╭─ DATA SHOWN

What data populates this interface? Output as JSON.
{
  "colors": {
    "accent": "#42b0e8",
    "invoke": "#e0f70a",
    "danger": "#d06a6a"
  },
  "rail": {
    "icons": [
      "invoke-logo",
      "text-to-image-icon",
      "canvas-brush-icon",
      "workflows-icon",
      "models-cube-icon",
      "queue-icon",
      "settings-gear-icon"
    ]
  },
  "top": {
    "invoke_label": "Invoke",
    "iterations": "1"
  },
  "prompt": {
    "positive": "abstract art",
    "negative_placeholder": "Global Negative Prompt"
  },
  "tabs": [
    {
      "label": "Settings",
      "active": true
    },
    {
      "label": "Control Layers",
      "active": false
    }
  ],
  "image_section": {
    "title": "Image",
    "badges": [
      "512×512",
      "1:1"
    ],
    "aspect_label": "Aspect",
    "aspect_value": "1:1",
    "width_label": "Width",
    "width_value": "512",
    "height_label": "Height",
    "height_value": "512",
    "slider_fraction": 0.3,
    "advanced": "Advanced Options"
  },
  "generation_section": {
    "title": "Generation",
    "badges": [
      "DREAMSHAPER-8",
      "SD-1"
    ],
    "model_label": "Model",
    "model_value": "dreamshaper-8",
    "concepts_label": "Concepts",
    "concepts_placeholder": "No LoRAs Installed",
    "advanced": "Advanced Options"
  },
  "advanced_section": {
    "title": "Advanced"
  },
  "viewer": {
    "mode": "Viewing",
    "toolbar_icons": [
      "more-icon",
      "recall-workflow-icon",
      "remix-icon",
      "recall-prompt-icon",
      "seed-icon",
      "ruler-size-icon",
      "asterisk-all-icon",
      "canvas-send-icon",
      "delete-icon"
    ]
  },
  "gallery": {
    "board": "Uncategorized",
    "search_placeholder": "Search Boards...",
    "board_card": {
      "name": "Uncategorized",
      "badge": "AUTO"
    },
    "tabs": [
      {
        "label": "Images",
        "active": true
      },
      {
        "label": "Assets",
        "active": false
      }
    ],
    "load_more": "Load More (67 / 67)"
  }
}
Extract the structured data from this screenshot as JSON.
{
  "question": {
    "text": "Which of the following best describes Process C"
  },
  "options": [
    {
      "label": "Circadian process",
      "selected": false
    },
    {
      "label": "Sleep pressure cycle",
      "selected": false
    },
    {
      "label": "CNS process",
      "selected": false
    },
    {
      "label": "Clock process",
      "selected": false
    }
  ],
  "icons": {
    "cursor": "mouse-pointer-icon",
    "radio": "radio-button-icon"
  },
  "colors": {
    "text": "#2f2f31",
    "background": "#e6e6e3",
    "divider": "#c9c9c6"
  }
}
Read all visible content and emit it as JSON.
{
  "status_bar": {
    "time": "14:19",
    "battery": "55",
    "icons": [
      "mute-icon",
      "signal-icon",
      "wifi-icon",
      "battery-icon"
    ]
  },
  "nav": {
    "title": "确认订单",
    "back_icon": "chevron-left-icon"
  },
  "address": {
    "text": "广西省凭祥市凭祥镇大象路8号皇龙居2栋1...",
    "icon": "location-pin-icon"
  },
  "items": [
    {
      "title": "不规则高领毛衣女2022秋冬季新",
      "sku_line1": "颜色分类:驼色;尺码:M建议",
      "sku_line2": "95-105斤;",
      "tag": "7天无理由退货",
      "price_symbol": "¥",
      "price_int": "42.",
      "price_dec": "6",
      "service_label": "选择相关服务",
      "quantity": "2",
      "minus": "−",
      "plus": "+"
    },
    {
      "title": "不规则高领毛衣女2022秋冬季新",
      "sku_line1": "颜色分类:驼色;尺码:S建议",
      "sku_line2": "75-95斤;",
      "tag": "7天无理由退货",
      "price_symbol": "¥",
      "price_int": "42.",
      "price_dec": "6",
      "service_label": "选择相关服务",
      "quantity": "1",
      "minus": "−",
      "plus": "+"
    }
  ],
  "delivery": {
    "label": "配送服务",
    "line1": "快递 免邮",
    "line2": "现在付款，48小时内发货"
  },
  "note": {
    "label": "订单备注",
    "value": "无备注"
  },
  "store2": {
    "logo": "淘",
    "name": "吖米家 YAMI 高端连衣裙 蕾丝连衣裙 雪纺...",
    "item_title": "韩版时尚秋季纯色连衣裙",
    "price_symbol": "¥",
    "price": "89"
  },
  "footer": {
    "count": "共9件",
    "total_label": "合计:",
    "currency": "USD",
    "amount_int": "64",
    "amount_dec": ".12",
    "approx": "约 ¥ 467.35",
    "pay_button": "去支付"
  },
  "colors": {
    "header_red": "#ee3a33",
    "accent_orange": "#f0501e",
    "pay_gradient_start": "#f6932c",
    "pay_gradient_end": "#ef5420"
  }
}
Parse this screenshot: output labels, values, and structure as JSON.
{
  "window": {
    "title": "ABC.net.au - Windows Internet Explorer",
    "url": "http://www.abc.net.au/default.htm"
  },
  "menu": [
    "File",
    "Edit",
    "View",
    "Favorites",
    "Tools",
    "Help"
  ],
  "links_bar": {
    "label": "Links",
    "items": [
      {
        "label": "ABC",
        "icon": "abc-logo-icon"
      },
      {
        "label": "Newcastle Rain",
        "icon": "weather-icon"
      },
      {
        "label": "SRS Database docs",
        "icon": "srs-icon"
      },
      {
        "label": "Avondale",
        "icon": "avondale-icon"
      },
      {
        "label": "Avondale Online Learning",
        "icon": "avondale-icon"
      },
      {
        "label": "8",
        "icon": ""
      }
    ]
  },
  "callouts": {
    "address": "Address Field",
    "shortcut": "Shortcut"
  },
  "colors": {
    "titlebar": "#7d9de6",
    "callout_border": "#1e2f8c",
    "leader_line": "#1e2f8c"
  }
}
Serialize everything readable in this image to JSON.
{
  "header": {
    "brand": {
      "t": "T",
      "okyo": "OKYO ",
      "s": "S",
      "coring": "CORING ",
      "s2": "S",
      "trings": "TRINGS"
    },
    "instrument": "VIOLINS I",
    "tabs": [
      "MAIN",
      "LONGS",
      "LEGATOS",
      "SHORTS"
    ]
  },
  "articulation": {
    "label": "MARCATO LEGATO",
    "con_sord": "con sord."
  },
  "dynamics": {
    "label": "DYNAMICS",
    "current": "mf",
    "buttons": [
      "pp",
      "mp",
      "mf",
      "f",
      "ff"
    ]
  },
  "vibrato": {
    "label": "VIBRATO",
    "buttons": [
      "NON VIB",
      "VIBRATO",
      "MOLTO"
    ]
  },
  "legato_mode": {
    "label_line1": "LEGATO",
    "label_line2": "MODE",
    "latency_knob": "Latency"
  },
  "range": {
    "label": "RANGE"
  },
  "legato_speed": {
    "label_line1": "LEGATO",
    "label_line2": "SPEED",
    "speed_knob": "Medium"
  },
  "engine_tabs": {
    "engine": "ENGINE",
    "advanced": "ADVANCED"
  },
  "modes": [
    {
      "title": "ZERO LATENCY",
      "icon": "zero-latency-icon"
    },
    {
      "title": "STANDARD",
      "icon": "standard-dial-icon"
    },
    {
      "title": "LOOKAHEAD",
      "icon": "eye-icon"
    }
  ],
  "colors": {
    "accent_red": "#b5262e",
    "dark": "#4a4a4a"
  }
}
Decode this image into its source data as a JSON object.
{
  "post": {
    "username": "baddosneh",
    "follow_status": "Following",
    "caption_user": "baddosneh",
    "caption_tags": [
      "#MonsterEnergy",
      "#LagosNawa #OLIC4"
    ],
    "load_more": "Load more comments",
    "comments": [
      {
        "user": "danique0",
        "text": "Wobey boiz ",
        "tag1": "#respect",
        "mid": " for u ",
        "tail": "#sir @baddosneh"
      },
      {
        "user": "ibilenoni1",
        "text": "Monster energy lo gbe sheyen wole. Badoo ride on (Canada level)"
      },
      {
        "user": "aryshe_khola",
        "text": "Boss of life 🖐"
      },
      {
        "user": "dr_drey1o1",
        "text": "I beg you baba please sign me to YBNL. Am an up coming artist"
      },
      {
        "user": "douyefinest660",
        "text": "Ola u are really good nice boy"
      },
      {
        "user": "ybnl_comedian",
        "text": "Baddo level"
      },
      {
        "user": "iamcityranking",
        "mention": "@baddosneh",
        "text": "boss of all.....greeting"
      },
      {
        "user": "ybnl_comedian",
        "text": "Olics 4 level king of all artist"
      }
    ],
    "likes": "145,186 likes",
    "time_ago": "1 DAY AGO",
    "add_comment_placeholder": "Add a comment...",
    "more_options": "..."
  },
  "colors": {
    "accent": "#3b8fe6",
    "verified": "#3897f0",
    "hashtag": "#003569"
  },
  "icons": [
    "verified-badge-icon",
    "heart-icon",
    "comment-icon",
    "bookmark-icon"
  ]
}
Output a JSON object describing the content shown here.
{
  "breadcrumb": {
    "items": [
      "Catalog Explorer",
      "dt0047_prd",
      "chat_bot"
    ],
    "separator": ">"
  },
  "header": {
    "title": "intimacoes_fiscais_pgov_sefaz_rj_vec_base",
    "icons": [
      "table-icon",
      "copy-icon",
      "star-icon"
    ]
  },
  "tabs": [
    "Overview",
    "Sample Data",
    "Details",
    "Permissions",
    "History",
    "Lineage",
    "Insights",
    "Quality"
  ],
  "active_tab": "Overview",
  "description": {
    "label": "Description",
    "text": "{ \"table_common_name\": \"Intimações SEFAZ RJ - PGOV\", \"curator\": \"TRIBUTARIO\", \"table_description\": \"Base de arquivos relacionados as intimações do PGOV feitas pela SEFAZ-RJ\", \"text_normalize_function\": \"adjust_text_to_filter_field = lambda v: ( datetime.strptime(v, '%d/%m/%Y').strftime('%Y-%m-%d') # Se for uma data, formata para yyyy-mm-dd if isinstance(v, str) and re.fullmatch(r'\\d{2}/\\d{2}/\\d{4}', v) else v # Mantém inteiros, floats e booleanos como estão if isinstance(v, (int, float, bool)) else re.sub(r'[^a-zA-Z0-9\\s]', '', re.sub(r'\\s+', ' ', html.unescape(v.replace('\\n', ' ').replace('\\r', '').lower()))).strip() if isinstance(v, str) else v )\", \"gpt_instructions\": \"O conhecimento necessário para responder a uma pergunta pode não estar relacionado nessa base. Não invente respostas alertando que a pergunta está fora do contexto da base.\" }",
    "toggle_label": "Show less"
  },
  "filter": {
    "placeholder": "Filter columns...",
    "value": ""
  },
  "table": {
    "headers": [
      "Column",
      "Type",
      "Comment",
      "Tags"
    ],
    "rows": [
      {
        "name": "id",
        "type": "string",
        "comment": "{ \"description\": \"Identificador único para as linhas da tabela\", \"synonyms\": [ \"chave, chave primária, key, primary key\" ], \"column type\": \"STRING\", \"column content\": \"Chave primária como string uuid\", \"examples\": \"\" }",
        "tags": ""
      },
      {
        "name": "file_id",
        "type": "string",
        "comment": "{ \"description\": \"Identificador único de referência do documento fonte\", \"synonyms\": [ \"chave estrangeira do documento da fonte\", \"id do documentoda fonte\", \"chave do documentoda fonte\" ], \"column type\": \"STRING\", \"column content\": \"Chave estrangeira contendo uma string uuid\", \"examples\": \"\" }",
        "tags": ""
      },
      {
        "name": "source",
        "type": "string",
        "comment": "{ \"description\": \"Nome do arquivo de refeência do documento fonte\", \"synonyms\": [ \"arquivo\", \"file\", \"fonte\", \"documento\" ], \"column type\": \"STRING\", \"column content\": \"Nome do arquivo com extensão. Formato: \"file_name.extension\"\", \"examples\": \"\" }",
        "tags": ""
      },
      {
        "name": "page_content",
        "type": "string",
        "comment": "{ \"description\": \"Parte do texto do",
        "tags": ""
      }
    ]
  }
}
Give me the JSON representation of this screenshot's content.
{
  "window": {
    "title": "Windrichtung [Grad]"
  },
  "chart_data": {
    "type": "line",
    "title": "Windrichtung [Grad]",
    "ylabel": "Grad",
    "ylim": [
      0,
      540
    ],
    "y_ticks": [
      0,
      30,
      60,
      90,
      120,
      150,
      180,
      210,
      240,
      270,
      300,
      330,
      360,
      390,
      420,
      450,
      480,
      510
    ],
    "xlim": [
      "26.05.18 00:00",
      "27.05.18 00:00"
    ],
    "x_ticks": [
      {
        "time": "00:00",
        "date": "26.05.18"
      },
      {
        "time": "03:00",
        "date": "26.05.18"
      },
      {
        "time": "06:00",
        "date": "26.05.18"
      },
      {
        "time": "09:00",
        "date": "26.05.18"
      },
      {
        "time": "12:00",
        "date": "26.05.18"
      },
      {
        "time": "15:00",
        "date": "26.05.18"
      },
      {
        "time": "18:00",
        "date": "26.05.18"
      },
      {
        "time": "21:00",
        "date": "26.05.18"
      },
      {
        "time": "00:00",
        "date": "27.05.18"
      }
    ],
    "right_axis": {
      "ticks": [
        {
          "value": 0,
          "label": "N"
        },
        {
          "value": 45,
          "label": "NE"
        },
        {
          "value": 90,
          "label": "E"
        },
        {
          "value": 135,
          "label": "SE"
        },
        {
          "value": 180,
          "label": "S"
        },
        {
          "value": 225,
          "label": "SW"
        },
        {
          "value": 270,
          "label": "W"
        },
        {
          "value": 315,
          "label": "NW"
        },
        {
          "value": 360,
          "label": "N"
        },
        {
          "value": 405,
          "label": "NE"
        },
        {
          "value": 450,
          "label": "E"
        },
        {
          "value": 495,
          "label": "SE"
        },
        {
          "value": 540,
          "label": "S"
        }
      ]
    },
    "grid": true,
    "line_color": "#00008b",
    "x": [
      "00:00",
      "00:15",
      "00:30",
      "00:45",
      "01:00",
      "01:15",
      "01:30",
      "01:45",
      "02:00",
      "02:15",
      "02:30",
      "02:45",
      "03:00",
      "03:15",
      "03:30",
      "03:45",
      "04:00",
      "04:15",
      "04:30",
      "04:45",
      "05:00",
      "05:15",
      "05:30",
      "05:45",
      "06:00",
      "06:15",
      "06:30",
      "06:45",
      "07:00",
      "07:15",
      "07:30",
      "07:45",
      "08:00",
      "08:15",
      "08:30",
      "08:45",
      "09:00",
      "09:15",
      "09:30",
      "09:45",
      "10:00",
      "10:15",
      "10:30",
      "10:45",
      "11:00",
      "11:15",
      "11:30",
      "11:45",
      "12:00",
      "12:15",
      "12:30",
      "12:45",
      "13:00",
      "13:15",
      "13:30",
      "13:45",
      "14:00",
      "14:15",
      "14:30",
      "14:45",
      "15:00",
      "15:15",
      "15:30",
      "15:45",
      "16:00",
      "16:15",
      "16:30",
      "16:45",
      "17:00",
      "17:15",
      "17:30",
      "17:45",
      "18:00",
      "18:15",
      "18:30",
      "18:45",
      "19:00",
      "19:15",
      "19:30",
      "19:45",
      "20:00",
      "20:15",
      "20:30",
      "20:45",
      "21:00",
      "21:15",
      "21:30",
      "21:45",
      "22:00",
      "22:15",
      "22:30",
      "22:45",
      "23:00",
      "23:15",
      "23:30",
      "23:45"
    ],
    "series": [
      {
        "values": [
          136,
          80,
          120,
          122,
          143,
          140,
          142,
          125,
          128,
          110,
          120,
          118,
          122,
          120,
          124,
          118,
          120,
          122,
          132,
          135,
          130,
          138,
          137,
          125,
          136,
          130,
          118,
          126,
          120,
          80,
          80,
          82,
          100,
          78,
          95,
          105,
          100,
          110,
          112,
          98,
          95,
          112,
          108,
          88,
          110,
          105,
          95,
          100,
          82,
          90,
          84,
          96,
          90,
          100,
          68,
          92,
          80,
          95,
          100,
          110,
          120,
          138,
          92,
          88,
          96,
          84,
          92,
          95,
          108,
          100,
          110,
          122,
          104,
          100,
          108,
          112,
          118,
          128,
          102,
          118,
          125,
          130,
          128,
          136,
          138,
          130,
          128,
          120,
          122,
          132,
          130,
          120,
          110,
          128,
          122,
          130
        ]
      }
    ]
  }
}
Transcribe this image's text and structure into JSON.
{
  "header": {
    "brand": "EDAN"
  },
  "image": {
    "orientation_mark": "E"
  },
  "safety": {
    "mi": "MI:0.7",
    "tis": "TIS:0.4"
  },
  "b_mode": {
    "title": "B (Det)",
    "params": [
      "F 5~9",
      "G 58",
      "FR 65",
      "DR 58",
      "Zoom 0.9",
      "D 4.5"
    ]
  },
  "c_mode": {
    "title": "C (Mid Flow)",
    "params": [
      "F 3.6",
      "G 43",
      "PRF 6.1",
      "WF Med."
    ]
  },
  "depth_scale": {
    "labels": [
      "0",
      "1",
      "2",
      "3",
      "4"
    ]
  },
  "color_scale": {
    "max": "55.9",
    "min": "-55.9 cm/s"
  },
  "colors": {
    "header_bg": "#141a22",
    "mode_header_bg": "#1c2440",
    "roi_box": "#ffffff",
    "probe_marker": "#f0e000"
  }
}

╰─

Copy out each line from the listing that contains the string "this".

#### RESULT BELOW
What data populates this interface? Output as JSON.
Extract the structured data from this screenshot as JSON.
Parse this screenshot: output labels, values, and structure as JSON.
Serialize everything readable in this image to JSON.
Decode this image into its source data as a JSON object.
Give me the JSON representation of this screenshot's content.
Transcribe this image's text and structure into JSON.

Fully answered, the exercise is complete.